EXERCISE AIM =
In the data below, find every line with the string "screenshot" and pull it out.

▬▬▬

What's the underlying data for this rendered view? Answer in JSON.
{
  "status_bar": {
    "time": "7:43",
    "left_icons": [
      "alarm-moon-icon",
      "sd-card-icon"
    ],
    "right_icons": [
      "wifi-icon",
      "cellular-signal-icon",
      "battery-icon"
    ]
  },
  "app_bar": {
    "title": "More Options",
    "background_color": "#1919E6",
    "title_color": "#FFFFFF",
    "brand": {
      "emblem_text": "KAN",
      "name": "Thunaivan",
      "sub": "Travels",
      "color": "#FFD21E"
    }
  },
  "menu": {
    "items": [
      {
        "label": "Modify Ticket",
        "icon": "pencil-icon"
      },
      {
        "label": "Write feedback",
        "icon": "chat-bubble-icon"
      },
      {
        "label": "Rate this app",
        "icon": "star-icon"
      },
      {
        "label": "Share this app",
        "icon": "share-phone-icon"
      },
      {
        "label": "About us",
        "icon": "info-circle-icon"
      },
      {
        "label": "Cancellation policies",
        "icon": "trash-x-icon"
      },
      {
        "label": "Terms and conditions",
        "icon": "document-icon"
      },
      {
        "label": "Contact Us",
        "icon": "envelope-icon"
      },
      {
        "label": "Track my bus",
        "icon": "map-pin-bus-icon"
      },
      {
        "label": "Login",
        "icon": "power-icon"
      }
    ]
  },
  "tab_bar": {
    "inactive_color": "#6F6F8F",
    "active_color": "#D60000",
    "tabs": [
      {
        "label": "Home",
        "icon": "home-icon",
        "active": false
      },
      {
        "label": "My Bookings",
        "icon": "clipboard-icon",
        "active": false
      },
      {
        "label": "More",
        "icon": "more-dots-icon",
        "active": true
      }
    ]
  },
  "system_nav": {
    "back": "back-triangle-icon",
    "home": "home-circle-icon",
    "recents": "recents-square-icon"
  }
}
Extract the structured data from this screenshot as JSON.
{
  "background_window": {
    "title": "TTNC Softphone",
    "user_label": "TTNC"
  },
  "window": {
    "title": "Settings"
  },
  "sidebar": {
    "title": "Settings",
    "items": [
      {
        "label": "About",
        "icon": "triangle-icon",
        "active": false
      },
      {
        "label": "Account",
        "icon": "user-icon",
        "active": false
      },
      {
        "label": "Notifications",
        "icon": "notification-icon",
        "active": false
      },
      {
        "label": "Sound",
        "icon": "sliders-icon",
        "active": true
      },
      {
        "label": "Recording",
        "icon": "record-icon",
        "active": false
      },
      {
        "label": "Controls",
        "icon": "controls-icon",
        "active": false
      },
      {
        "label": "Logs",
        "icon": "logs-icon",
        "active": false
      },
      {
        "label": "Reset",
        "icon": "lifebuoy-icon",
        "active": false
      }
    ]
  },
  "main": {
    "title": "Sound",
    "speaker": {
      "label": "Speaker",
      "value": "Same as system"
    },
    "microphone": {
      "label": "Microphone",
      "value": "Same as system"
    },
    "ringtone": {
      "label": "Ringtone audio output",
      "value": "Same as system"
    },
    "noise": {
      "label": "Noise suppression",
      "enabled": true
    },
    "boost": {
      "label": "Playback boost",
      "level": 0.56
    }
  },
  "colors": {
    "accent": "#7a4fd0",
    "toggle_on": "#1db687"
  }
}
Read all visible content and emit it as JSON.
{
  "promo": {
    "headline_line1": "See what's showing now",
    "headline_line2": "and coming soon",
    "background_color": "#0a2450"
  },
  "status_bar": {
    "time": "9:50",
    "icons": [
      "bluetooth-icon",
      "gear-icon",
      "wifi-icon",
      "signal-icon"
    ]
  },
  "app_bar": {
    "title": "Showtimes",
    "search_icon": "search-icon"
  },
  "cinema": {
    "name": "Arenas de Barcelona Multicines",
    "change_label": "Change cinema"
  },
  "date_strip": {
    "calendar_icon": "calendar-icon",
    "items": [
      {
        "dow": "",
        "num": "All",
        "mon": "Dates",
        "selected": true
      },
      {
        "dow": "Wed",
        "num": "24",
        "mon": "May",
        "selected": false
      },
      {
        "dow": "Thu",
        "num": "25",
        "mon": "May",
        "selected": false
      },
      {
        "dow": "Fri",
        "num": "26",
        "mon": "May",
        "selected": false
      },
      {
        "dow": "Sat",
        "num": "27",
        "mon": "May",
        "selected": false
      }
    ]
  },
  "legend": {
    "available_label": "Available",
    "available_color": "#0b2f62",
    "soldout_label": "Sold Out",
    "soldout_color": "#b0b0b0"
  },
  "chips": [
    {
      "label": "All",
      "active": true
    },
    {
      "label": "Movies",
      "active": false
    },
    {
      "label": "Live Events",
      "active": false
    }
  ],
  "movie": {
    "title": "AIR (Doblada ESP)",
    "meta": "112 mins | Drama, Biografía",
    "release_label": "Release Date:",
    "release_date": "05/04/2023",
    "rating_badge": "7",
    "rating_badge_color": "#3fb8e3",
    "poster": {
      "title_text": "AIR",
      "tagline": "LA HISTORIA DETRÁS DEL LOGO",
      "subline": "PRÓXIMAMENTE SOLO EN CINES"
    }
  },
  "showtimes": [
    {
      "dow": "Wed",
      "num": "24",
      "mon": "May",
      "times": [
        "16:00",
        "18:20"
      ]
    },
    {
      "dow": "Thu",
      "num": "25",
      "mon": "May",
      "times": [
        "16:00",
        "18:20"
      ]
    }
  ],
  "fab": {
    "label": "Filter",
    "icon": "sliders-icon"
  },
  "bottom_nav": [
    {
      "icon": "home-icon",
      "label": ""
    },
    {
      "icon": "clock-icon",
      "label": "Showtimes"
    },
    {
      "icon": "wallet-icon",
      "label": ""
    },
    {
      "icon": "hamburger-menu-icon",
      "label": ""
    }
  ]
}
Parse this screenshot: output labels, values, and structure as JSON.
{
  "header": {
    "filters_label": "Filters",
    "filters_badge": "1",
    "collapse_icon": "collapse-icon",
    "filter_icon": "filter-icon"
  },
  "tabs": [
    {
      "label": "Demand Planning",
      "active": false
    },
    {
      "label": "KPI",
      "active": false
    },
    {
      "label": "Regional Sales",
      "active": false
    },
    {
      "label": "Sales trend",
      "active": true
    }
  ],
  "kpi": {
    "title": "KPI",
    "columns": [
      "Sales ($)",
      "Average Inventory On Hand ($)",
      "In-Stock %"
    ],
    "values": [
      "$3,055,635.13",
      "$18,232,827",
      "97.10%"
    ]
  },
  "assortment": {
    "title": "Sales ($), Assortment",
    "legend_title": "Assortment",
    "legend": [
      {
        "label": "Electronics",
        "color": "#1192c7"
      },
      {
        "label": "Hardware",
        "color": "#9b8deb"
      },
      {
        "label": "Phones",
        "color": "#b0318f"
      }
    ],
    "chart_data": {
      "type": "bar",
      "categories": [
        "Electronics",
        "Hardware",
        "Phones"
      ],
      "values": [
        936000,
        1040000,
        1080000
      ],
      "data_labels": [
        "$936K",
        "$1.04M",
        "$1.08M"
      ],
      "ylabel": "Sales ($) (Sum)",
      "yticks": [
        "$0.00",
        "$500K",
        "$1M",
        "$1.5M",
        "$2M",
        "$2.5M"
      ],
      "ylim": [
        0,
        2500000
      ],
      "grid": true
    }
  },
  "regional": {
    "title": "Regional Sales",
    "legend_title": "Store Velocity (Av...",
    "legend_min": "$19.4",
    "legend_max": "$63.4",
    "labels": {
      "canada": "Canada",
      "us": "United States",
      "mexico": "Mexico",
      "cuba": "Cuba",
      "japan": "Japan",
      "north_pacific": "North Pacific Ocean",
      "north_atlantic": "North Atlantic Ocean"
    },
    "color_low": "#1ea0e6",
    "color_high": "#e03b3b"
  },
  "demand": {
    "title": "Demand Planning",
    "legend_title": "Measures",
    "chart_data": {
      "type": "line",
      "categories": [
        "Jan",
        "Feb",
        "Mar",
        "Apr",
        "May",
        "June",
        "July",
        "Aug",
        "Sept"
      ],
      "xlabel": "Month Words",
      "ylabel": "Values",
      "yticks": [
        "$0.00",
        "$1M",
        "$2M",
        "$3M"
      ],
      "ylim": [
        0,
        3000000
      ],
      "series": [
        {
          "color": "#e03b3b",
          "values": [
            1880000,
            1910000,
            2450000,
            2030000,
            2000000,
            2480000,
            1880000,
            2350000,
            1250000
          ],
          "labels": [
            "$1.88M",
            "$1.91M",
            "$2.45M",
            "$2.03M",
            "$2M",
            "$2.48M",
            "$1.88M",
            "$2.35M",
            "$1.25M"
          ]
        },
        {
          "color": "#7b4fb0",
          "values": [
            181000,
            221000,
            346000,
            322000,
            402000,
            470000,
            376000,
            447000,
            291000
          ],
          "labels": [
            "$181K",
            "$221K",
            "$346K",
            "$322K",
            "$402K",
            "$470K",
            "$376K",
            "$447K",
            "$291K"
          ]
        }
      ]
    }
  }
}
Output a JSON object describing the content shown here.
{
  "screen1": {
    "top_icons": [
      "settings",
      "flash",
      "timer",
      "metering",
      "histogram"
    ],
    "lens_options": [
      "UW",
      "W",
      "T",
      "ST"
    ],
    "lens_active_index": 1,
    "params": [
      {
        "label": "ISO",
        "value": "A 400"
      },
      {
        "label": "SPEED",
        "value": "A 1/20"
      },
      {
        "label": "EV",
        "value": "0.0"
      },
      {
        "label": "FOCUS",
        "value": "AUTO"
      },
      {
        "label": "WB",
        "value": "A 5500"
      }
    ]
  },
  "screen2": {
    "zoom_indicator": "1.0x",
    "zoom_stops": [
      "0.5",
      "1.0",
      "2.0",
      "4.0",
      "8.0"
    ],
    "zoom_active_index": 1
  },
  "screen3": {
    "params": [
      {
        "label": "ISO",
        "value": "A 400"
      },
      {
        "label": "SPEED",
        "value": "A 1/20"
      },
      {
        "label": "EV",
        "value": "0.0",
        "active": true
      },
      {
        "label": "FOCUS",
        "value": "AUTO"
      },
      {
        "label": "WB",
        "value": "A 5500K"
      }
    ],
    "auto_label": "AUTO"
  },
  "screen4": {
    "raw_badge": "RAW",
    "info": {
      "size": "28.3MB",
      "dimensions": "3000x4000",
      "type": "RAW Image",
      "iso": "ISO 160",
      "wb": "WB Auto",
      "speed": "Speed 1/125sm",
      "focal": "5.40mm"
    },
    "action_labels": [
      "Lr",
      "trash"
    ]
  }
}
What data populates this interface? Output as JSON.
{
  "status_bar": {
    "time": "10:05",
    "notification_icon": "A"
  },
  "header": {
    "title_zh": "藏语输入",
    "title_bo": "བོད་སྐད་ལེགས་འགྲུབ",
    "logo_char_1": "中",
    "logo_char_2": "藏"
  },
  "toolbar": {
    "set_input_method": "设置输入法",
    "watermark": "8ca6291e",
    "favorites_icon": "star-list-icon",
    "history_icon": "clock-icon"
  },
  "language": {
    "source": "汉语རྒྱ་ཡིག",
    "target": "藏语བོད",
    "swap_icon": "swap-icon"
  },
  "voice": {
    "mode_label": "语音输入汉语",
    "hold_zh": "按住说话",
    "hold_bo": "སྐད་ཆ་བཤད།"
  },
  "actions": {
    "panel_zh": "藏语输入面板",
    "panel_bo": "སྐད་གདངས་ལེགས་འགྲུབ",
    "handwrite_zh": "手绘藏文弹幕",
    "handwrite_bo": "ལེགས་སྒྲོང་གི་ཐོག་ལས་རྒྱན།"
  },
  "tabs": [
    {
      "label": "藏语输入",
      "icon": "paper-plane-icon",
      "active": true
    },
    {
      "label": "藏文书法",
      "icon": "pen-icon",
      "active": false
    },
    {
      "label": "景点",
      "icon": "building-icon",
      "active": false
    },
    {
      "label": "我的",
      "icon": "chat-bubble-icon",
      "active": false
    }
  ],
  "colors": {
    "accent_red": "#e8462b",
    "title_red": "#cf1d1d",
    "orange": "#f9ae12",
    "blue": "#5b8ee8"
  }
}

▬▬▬

SOLUTION TO THIS EXERCISE =
Extract the structured data from this screenshot as JSON.
Parse this screenshot: output labels, values, and structure as JSON.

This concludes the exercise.